Page and application data records:

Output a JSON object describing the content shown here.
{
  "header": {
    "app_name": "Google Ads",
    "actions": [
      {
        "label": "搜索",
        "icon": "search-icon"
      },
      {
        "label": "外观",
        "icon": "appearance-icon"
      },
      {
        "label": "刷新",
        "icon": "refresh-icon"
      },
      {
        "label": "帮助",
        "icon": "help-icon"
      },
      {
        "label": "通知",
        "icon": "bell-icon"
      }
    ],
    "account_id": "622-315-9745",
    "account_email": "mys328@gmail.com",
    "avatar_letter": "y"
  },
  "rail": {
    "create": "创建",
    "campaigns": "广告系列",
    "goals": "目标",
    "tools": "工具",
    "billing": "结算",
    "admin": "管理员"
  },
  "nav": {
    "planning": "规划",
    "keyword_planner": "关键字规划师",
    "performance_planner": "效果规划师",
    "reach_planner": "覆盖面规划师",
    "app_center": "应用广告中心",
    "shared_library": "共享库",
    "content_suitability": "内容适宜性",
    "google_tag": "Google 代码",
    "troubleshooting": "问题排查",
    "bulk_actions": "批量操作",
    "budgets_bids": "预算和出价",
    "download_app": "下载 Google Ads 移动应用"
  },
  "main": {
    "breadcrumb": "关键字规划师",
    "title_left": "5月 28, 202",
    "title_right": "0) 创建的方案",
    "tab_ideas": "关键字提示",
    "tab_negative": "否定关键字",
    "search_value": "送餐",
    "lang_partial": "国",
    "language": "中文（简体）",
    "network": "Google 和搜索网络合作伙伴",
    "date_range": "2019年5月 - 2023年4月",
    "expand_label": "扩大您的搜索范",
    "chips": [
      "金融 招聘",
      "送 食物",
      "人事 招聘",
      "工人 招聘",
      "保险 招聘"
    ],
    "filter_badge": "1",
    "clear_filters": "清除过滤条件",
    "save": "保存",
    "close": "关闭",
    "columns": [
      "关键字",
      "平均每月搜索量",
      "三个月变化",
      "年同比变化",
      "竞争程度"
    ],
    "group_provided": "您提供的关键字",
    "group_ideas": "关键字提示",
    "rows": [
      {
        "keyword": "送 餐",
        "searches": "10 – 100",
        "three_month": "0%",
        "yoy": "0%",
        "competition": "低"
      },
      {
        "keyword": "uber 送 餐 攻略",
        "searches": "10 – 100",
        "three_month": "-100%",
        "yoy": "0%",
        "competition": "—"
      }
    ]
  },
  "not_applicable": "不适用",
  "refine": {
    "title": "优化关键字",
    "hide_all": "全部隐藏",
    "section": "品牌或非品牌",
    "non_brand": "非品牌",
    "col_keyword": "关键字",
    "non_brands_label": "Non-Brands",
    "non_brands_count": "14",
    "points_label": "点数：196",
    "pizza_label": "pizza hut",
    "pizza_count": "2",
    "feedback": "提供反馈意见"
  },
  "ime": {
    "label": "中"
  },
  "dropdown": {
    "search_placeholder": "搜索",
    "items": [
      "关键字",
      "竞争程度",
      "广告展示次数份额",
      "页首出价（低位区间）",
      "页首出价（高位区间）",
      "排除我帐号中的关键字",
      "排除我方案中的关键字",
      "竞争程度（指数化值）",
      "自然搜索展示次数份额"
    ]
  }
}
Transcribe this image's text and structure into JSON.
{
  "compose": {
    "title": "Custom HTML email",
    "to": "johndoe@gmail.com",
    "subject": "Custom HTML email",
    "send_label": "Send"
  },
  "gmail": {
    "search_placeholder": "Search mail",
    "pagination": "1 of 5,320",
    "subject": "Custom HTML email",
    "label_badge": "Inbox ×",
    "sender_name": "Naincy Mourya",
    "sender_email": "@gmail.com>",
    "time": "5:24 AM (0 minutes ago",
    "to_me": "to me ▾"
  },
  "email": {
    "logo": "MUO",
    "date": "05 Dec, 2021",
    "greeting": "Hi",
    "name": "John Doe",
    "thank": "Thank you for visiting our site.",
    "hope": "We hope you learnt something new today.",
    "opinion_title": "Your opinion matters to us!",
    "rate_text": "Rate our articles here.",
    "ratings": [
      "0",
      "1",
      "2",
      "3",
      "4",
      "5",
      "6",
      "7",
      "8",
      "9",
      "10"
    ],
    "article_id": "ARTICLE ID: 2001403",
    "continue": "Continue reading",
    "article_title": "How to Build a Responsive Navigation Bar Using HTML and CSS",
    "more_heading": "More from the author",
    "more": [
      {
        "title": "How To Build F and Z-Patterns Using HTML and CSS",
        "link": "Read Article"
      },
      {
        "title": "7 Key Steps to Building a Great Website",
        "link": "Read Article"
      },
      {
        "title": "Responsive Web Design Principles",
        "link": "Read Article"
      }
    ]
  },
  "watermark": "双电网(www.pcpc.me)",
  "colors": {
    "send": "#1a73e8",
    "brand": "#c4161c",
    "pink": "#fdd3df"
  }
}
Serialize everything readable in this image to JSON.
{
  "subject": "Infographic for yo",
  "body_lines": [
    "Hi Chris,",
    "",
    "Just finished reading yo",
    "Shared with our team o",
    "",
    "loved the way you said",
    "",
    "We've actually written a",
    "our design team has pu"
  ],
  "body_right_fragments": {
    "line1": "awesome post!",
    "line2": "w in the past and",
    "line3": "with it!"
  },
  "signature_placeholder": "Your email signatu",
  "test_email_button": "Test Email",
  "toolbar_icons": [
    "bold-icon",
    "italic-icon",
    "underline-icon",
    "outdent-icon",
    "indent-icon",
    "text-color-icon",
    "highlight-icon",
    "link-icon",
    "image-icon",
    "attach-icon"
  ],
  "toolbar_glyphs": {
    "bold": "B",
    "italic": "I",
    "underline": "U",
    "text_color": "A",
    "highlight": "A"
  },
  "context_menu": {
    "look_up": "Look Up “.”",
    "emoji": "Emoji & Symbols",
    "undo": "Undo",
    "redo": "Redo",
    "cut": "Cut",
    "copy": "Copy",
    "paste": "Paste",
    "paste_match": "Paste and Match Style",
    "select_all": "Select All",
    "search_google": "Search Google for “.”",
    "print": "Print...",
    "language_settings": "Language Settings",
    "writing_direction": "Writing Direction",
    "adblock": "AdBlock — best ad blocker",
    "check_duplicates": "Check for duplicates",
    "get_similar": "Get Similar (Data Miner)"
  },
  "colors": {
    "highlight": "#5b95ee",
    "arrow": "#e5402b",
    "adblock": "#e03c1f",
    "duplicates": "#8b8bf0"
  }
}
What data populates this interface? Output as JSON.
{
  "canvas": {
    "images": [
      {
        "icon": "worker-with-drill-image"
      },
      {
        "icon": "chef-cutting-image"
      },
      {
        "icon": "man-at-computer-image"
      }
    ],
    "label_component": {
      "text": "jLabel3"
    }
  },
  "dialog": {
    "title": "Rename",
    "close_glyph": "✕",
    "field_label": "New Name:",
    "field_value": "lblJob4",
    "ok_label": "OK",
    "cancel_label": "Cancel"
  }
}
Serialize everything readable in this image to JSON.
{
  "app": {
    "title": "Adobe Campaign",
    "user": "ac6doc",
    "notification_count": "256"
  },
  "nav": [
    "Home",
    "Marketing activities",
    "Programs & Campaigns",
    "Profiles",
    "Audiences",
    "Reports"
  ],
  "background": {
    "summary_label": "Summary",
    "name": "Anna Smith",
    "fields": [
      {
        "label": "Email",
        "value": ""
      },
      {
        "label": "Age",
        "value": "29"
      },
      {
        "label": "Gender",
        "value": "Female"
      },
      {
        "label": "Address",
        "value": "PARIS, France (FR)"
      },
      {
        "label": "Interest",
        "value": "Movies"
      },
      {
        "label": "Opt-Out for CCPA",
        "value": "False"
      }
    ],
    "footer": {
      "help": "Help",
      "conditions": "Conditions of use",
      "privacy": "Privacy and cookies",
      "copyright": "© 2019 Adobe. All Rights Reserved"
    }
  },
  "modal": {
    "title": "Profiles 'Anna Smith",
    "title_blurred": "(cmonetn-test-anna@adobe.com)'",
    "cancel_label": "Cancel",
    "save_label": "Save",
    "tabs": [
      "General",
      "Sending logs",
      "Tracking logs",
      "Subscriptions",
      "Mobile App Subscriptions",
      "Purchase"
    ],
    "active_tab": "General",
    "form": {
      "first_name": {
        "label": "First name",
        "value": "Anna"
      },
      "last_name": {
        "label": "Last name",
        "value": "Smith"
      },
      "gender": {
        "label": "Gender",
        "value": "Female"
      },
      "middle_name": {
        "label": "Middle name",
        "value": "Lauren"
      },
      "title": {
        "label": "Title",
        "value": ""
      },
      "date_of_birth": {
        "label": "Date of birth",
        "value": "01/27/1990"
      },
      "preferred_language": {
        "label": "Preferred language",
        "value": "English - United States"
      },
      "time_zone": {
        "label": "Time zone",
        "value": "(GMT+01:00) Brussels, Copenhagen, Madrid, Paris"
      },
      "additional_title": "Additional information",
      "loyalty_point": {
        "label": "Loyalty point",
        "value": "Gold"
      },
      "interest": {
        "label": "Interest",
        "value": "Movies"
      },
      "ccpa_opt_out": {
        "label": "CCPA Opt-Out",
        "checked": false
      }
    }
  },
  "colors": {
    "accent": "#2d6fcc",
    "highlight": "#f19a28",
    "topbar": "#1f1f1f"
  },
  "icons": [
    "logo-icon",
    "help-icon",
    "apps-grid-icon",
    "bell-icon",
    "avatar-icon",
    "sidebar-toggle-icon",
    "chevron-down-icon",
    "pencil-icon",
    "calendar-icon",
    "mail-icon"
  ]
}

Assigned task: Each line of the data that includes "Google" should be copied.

Exercise solution:
    "app_name": "Google Ads",
    "google_tag": "Google 代码",
    "download_app": "下载 Google Ads 移动应用"
    "network": "Google 和搜索网络合作伙伴",
    "search_google": "Search Google for “.”",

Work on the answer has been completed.